Exercise requirements:
Extract every line below that contains the word "name".

Data items:
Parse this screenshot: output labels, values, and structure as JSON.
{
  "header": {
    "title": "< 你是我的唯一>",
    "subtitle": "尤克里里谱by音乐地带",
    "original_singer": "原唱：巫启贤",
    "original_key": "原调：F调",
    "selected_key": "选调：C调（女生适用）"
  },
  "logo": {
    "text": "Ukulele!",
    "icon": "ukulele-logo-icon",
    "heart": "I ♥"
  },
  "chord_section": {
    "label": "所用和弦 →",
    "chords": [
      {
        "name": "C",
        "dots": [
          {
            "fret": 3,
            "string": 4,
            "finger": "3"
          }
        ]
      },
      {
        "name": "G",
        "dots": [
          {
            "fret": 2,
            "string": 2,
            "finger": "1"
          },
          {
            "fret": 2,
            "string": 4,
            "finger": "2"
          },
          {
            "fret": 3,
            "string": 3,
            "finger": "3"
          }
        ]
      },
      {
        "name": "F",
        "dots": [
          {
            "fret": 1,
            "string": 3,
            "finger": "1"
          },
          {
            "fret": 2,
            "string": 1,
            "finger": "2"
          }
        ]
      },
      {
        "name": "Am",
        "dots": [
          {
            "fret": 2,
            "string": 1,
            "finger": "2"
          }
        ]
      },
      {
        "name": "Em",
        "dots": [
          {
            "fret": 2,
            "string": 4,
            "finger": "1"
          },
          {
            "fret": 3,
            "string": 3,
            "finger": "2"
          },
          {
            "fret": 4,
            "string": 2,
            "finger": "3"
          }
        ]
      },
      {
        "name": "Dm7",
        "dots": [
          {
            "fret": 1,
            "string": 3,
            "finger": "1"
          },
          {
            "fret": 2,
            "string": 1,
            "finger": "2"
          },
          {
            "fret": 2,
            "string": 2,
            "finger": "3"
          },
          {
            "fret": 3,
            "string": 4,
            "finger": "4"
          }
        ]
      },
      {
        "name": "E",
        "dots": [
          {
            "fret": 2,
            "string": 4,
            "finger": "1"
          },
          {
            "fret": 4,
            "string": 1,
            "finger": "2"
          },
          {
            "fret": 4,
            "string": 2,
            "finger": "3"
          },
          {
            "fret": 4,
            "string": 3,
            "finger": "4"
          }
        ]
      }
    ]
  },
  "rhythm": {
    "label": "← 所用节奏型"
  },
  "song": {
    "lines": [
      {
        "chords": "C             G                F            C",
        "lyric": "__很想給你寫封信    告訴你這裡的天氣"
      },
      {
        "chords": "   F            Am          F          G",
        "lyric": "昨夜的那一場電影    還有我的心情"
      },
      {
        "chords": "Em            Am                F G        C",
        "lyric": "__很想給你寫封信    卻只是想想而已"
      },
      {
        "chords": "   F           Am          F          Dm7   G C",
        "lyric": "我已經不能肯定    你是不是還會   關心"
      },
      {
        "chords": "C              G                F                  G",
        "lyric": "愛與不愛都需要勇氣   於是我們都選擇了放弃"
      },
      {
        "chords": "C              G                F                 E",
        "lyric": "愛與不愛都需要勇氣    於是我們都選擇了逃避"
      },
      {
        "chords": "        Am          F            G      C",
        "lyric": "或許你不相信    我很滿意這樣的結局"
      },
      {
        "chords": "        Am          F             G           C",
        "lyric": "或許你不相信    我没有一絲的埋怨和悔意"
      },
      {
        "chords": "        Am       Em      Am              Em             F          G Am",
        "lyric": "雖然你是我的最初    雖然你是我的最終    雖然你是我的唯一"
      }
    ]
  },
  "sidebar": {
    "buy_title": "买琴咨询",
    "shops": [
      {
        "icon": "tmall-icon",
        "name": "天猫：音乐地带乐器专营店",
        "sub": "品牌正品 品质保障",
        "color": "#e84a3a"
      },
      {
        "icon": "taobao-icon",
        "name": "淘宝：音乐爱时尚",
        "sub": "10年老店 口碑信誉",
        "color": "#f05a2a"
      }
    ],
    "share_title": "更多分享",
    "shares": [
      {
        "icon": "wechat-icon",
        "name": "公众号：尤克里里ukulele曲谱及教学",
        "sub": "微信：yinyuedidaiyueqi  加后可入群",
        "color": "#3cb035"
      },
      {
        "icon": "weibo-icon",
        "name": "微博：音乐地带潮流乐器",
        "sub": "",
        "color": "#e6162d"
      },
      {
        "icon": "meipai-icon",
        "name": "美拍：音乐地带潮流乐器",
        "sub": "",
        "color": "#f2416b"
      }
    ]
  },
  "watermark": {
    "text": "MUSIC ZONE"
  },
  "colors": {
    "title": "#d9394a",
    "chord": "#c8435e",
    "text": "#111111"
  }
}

Solved problem:
        "name": "C",
        "name": "G",
        "name": "F",
        "name": "Am",
        "name": "Em",
        "name": "Dm7",
        "name": "E",
        "name": "天猫：音乐地带乐器专营店",
        "name": "淘宝：音乐爱时尚",
        "name": "公众号：尤克里里ukulele曲谱及教学",
        "name": "微博：音乐地带潮流乐器",
        "name": "美拍：音乐地带潮流乐器",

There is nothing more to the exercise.